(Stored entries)
::::::::::
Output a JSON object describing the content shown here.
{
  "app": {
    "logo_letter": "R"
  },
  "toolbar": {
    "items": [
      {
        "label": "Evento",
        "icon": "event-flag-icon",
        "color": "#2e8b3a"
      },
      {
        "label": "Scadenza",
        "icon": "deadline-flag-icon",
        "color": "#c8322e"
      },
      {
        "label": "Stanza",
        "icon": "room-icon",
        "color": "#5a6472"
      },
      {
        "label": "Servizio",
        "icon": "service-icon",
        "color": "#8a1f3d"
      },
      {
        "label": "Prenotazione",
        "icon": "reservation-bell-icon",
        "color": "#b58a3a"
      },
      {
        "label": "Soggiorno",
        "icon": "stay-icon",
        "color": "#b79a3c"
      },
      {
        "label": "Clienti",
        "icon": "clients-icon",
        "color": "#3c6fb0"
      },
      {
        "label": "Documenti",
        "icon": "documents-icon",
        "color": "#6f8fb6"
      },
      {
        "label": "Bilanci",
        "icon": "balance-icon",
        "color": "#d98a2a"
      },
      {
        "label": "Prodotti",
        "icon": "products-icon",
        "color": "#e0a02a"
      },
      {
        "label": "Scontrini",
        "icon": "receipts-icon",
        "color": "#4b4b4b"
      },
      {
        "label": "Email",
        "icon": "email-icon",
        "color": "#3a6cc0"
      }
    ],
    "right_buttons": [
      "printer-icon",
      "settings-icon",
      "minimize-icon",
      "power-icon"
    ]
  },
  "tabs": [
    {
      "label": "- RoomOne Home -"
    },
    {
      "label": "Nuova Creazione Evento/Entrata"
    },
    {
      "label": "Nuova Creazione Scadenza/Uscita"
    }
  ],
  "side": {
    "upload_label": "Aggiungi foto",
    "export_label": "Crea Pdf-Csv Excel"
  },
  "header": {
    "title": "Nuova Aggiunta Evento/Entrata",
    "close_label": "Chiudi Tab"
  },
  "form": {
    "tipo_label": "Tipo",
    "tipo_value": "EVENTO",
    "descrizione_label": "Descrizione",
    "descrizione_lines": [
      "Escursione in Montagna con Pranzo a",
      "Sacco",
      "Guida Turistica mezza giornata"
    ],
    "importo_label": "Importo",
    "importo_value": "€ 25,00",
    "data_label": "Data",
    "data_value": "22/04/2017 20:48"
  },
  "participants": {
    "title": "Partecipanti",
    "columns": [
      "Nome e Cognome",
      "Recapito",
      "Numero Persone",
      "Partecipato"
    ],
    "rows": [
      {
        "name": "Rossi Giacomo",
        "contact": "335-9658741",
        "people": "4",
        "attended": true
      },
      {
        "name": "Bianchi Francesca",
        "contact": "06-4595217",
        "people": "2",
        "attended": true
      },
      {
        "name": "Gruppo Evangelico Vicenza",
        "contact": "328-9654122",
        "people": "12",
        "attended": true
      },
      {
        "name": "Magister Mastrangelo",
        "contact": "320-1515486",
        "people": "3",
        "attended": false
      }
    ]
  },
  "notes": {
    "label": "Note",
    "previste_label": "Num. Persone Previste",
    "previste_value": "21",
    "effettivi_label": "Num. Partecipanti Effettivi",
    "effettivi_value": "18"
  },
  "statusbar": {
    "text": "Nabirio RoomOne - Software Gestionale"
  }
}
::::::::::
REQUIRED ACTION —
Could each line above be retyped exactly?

RESULT OF THE TASK —
Output a JSON object describing the content shown here.
{
  "app": {
    "logo_letter": "R"
  },
  "toolbar": {
    "items": [
      {
        "label": "Evento",
        "icon": "event-flag-icon",
        "color": "#2e8b3a"
      },
      {
        "label": "Scadenza",
        "icon": "deadline-flag-icon",
        "color": "#c8322e"
      },
      {
        "label": "Stanza",
        "icon": "room-icon",
        "color": "#5a6472"
      },
      {
        "label": "Servizio",
        "icon": "service-icon",
        "color": "#8a1f3d"
      },
      {
        "label": "Prenotazione",
        "icon": "reservation-bell-icon",
        "color": "#b58a3a"
      },
      {
        "label": "Soggiorno",
        "icon": "stay-icon",
        "color": "#b79a3c"
      },
      {
        "label": "Clienti",
        "icon": "clients-icon",
        "color": "#3c6fb0"
      },
      {
        "label": "Documenti",
        "icon": "documents-icon",
        "color": "#6f8fb6"
      },
      {
        "label": "Bilanci",
        "icon": "balance-icon",
        "color": "#d98a2a"
      },
      {
        "label": "Prodotti",
        "icon": "products-icon",
        "color": "#e0a02a"
      },
      {
        "label": "Scontrini",
        "icon": "receipts-icon",
        "color": "#4b4b4b"
      },
      {
        "label": "Email",
        "icon": "email-icon",
        "color": "#3a6cc0"
      }
    ],
    "right_buttons": [
      "printer-icon",
      "settings-icon",
      "minimize-icon",
      "power-icon"
    ]
  },
  "tabs": [
    {
      "label": "- RoomOne Home -"
    },
    {
      "label": "Nuova Creazione Evento/Entrata"
    },
    {
      "label": "Nuova Creazione Scadenza/Uscita"
    }
  ],
  "side": {
    "upload_label": "Aggiungi foto",
    "export_label": "Crea Pdf-Csv Excel"
  },
  "header": {
    "title": "Nuova Aggiunta Evento/Entrata",
    "close_label": "Chiudi Tab"
  },
  "form": {
    "tipo_label": "Tipo",
    "tipo_value": "EVENTO",
    "descrizione_label": "Descrizione",
    "descrizione_lines": [
      "Escursione in Montagna con Pranzo a",
      "Sacco",
      "Guida Turistica mezza giornata"
    ],
    "importo_label": "Importo",
    "importo_value": "€ 25,00",
    "data_label": "Data",
    "data_value": "22/04/2017 20:48"
  },
  "participants": {
    "title": "Partecipanti",
    "columns": [
      "Nome e Cognome",
      "Recapito",
      "Numero Persone",
      "Partecipato"
    ],
    "rows": [
      {
        "name": "Rossi Giacomo",
        "contact": "335-9658741",
        "people": "4",
        "attended": true
      },
      {
        "name": "Bianchi Francesca",
        "contact": "06-4595217",
        "people": "2",
        "attended": true
      },
      {
        "name": "Gruppo Evangelico Vicenza",
        "contact": "328-9654122",
        "people": "12",
        "attended": true
      },
      {
        "name": "Magister Mastrangelo",
        "contact": "320-1515486",
        "people": "3",
        "attended": false
      }
    ]
  },
  "notes": {
    "label": "Note",
    "previste_label": "Num. Persone Previste",
    "previste_value": "21",
    "effettivi_label": "Num. Partecipanti Effettivi",
    "effettivi_value": "18"
  },
  "statusbar": {
    "text": "Nabirio RoomOne - Software Gestionale"
  }
}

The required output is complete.